Govt looks for ways to reduce table saw injuries
WASHINGTON (AP) — With about 10 people losing a finger or mangling a hand in a table saw each day, the government has decided to take a closer look at the saws and how to make them safer.
The Consumer Product Safety Commission has voted unanimously to begin writing a rule aimed at reducing injuries from table saws.
Chairman Inez Tenenbaum says the "injuries resulting from the use of table saws are, in many cases, particularly gruesome."
The agency estimates that consumers suffered about 67,300 medically treated blade-contact injuries annually in 2007 and 2008.

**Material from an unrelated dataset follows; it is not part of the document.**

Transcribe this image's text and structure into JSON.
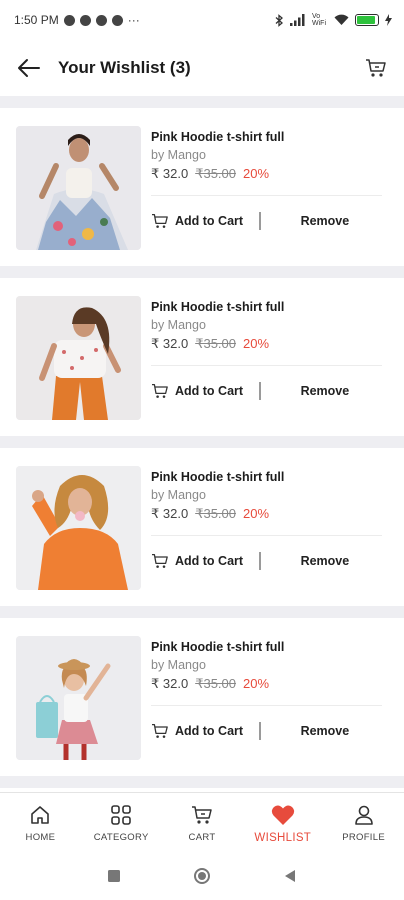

The industry says those numbers don't reflect the newly designed guard systems that manufacturers started putting on saws in 2007 as way to shield woodworkers and others from injury.